Industry-funded study of the week: full-fat dairy
The study: Impact of low-fat and full-fat dairy foods on fasting lipid profile and blood pressure: exploratory endpoints of a randomized controlled trial. Kelsey A Schmidt, et al. The American Journal of Clinical Nutrition, nqab131, https://doi.org/10.1093/ajcn/nqab131. Published: 13 July 2021
Background: “Dietary guidelines traditionally recommend low-fat dairy because dairy’s high saturated fat content is thought to promote cardiovascular disease (CVD). However, emerging evidence indicates that dairy fat may not negatively impact CVD risk factors when consumed in foods with a complex matrix.”

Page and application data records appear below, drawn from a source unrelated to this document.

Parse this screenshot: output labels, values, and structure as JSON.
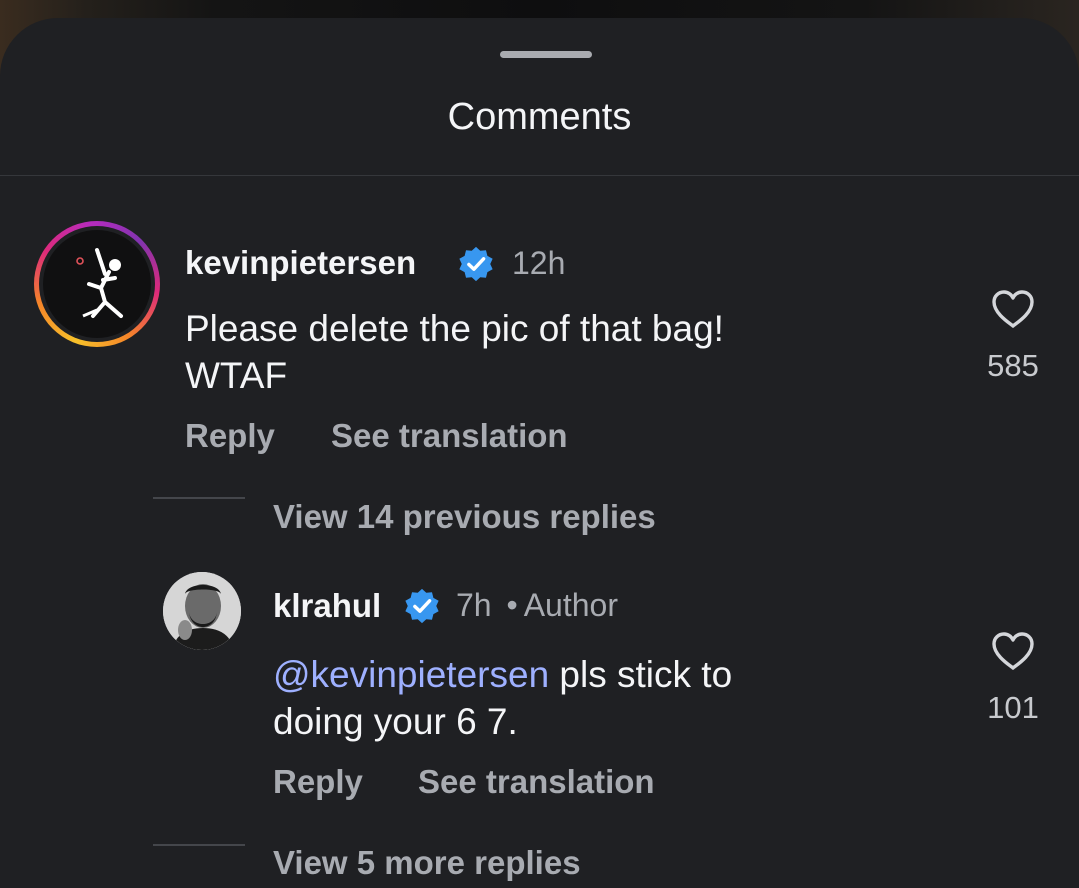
{
  "sheet": {
    "title": "Comments"
  },
  "comment": {
    "username": "kevinpietersen",
    "time": "12h",
    "text_line1": "Please delete the pic of that bag!",
    "text_line2": "WTAF",
    "like_count": "585",
    "reply_label": "Reply",
    "translate_label": "See translation",
    "view_replies_label": "View 14 previous replies"
  },
  "reply": {
    "username": "klrahul",
    "time": "7h",
    "separator": "•",
    "author_tag": "Author",
    "mention": "@kevinpietersen",
    "text_after_mention": " pls stick to",
    "text_line2": "doing your 6 7.",
    "like_count": "101",
    "reply_label": "Reply",
    "translate_label": "See translation",
    "more_replies_label": "View 5 more replies"
  },
  "icons": {
    "verified": "verified-badge-icon",
    "like": "heart-outline-icon",
    "handle": "drag-handle"
  },
  "colors": {
    "sheet_background": "#1f2023",
    "verified_blue": "#3897f0",
    "mention_blue": "#9eb0ff",
    "secondary_text": "#a8abb1"
  }
}
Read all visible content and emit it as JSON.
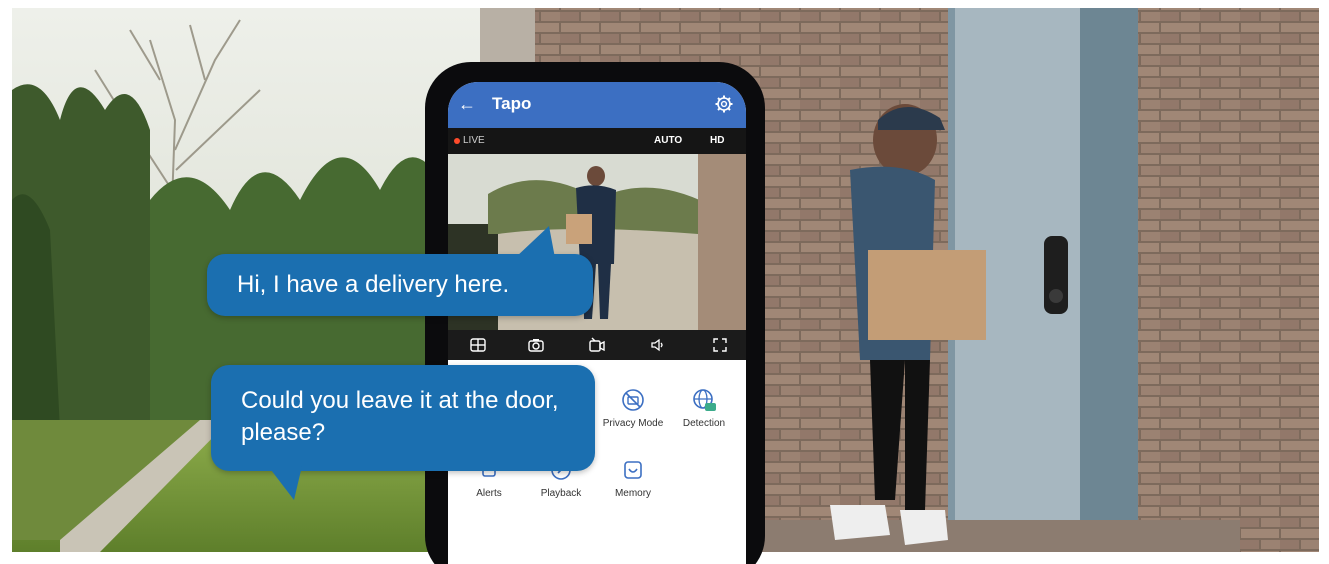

Method: “Participants were then randomly assigned to 1 of 3 diets, either continuing the limited-dairy diet or switching to a diet containing 3.3 servings/d of either low-fat or full-fat milk, yogurt, and cheese for 12 wk.”
Conclusions: “In men and women with metabolic syndrome, a diet rich in full-fat dairy had no effects on fasting lipid profile or blood pressure compared with diets limited in dairy or rich in low-fat dairy. Therefore, dairy fat, when consumed as part of complex whole foods, does not adversely impact these classic CVD risk factors.”
Funding: “National Dairy Council, Dairy Farmers of Canada, Dutch Dairy Association (Nederlandse Zuivel Organisatie), Dairy Australia, and the French Dairy Interbranch Organization (CNIEL),” and NIH and others.
Conflict of interest: “This study was initiated by the principal investigator (MK). The dairy-related funding organizations suggested changes to details of the study design prior to the conduct of the study, some of which were implemented. Otherwise, the funding organizations had no impact on the design or conduct of the trial or the analysis and interpretation of study data.”
Comment: Let’s give these investigators high marks for disclosing that the dairy funders influenced the design of the study, which, as we know from the data of Lisa Bero and her colleagues, is the place where biases caused by industry funding most typically show up. Food companies that fund research are looking for benefits; they won’t risk study designs that might yield inconvenient results.
Reference: For a summary of research on the “funding effect”—the observations that research sponsored by food companies almost invariably produces results favorable to the sponsor’s interests and that recipients of industry funding typically did not intend to be influenced and do not recognize the influence—see my book, Unsavory Truth: How Food Companies Skew the Science of What We Eat.